** Material shown follows **

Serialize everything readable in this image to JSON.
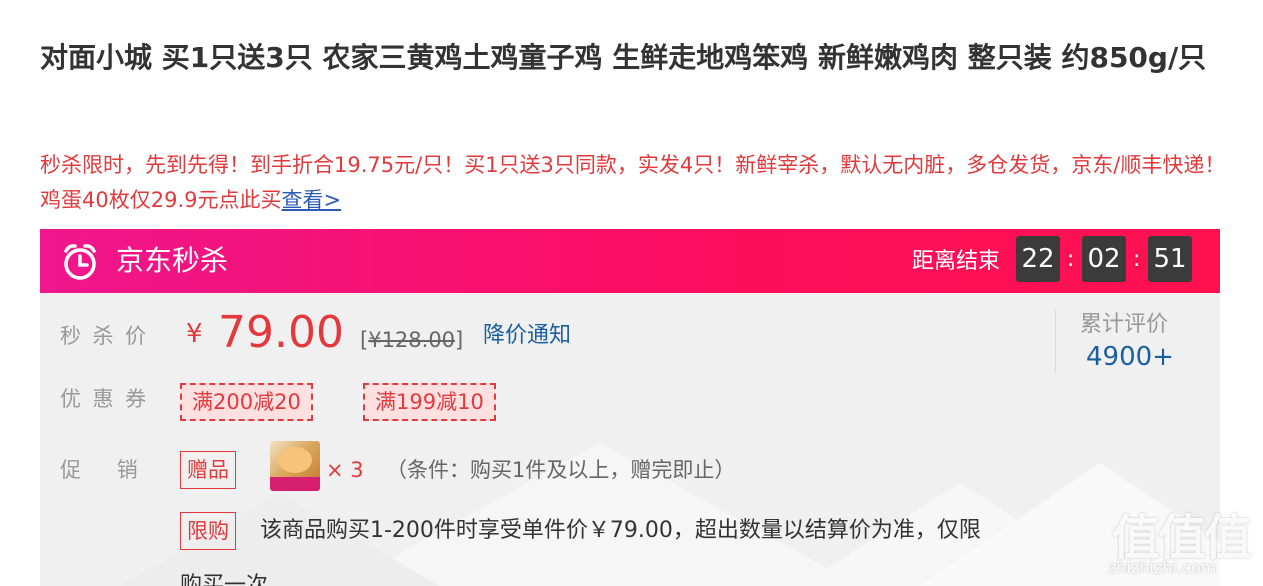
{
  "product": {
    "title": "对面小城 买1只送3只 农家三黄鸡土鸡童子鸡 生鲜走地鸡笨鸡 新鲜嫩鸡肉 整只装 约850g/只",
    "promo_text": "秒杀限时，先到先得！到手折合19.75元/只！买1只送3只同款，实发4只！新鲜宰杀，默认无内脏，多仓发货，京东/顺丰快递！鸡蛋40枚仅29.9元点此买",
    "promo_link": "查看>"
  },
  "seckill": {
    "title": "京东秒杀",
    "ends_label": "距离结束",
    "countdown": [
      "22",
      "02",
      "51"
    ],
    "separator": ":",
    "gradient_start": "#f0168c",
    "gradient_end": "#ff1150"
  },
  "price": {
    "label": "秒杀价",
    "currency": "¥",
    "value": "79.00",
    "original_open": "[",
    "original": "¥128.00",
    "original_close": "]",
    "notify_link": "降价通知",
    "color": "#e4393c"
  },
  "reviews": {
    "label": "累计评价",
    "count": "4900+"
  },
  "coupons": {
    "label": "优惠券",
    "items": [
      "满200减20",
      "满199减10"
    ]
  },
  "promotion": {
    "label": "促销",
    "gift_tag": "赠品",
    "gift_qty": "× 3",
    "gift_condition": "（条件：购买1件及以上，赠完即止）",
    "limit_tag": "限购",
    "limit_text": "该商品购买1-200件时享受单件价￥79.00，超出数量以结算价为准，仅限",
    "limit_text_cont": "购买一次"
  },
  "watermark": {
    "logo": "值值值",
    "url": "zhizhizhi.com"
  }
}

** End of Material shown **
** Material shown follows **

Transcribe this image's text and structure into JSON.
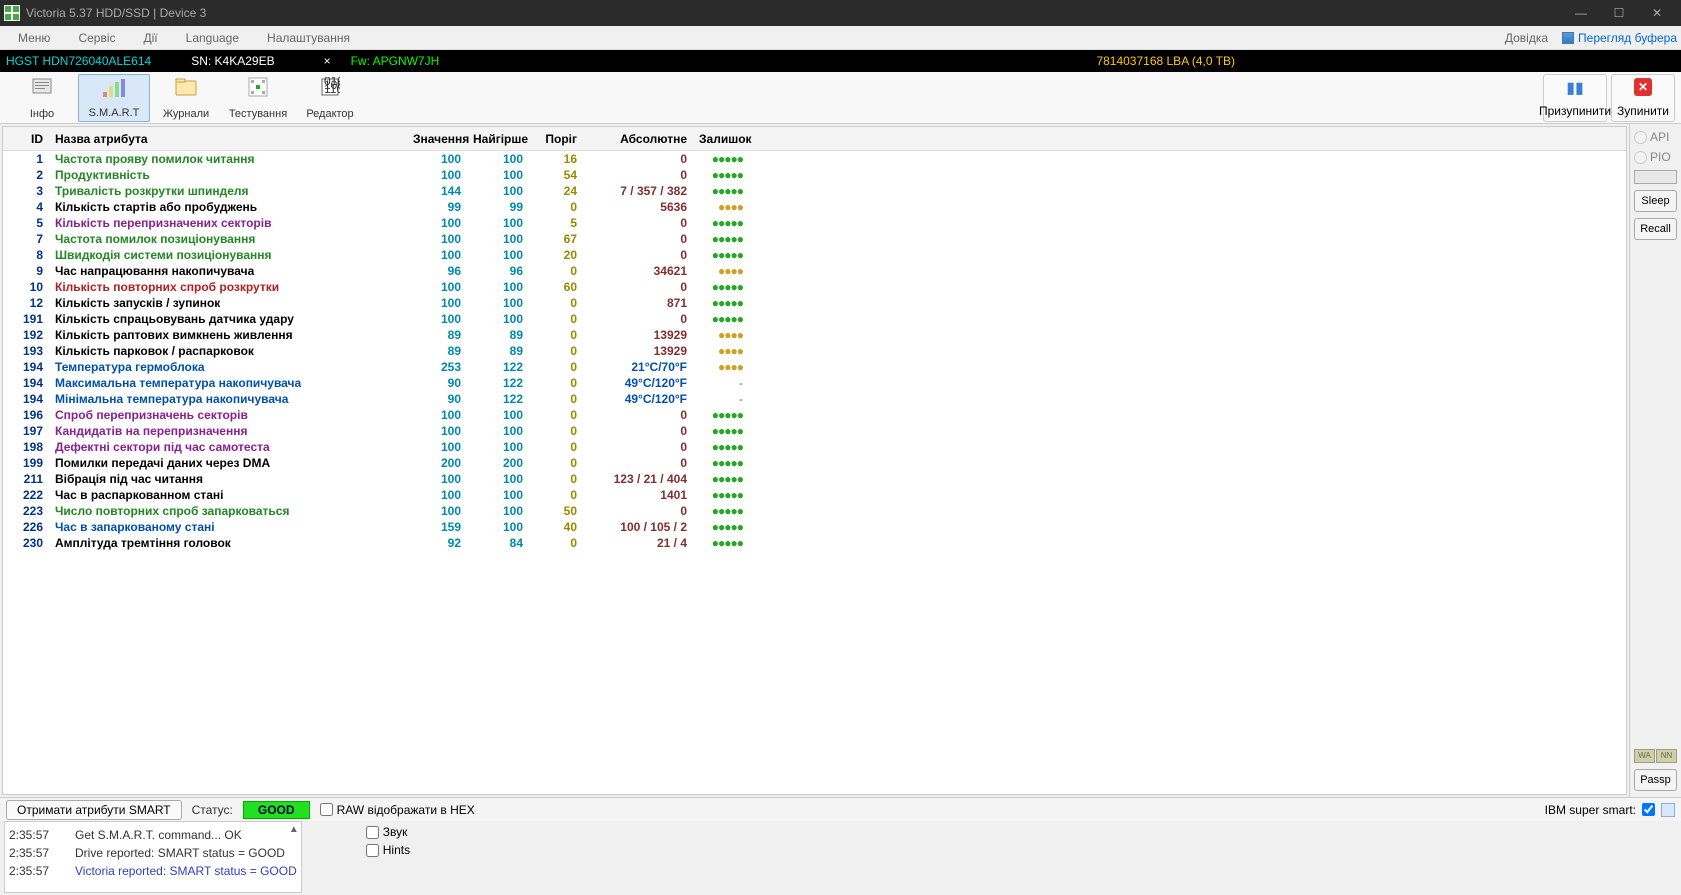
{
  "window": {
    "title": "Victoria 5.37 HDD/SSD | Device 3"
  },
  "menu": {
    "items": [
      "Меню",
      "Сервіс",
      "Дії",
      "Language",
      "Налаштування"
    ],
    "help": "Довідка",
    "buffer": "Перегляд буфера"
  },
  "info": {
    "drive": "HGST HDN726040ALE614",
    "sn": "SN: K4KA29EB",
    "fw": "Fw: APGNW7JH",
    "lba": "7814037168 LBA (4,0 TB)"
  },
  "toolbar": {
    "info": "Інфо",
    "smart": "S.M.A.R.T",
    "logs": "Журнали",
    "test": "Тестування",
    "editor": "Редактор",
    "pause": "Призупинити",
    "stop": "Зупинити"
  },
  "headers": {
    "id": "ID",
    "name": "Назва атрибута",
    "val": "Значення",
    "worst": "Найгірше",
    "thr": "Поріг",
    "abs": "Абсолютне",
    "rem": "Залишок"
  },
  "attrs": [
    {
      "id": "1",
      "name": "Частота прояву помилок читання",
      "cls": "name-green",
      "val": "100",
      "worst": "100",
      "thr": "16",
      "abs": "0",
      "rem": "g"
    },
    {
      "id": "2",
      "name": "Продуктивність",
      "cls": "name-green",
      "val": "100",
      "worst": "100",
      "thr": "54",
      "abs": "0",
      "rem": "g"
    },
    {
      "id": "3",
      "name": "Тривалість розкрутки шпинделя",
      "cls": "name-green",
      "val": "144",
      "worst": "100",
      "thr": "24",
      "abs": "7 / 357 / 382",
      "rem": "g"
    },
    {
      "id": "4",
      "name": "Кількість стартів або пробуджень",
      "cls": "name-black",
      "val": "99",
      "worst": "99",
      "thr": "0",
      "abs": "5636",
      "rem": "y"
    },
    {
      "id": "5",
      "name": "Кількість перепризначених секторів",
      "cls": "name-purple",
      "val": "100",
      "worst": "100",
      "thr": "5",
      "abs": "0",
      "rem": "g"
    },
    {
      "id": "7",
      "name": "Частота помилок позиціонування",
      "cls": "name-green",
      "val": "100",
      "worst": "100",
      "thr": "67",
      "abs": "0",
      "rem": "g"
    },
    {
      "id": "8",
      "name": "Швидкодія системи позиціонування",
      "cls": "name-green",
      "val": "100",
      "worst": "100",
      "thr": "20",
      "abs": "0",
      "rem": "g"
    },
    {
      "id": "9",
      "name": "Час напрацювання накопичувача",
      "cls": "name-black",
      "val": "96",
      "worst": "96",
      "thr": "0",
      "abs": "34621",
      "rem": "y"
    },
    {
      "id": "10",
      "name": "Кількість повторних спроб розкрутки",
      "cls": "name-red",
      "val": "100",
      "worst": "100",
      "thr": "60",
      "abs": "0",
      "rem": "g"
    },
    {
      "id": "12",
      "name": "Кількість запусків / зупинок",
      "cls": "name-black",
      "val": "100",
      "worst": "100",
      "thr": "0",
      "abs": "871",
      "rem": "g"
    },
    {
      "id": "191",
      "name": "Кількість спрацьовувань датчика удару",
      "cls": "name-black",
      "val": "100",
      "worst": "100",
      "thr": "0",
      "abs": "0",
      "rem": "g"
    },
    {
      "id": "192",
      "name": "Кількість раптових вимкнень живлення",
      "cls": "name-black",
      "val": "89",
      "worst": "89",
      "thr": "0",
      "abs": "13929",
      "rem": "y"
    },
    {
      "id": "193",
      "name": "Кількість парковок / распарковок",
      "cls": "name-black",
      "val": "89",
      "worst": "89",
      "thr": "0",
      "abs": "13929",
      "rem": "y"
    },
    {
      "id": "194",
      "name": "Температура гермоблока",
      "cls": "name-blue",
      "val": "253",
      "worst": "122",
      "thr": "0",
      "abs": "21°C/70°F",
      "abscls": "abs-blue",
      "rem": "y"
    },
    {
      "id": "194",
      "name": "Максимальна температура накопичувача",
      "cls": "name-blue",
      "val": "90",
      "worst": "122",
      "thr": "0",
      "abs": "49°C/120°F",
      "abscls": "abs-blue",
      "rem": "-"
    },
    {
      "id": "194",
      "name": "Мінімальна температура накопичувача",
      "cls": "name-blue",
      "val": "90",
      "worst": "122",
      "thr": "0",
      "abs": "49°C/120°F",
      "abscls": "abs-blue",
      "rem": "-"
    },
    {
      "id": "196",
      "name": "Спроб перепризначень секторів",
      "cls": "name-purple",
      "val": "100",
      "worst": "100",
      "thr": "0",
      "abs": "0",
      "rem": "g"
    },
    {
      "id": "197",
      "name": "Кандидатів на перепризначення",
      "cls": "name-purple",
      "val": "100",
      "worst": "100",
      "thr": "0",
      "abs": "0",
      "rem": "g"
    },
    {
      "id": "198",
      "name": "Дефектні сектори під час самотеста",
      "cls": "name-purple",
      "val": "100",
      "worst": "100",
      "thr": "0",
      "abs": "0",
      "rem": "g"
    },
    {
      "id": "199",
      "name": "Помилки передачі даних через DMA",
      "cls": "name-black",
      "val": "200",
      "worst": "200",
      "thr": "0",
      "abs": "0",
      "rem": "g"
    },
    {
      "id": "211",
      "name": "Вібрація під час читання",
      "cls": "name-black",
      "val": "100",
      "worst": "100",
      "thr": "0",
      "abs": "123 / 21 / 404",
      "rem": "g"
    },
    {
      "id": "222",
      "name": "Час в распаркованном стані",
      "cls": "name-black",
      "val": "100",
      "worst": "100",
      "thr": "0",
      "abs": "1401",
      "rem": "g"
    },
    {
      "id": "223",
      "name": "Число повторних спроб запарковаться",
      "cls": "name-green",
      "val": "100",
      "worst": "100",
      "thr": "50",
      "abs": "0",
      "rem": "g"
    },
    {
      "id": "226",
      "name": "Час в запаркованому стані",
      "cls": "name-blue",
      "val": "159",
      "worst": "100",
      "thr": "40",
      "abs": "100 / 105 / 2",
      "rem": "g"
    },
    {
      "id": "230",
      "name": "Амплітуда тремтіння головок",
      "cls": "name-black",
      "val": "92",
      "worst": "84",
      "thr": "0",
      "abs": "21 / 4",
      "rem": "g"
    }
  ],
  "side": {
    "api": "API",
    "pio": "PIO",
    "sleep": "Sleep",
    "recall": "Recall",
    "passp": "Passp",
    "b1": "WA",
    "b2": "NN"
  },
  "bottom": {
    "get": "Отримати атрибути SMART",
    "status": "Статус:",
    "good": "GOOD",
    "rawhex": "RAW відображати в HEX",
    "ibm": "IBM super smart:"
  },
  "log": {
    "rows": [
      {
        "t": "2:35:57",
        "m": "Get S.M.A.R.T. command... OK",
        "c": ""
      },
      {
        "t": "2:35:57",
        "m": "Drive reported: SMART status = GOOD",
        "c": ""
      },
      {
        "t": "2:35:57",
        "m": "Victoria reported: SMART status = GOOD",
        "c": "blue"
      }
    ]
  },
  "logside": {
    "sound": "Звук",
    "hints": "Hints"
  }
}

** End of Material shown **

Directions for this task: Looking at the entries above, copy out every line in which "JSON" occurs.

Task output:
Serialize everything readable in this image to JSON.
Transcribe this image's text and structure into JSON.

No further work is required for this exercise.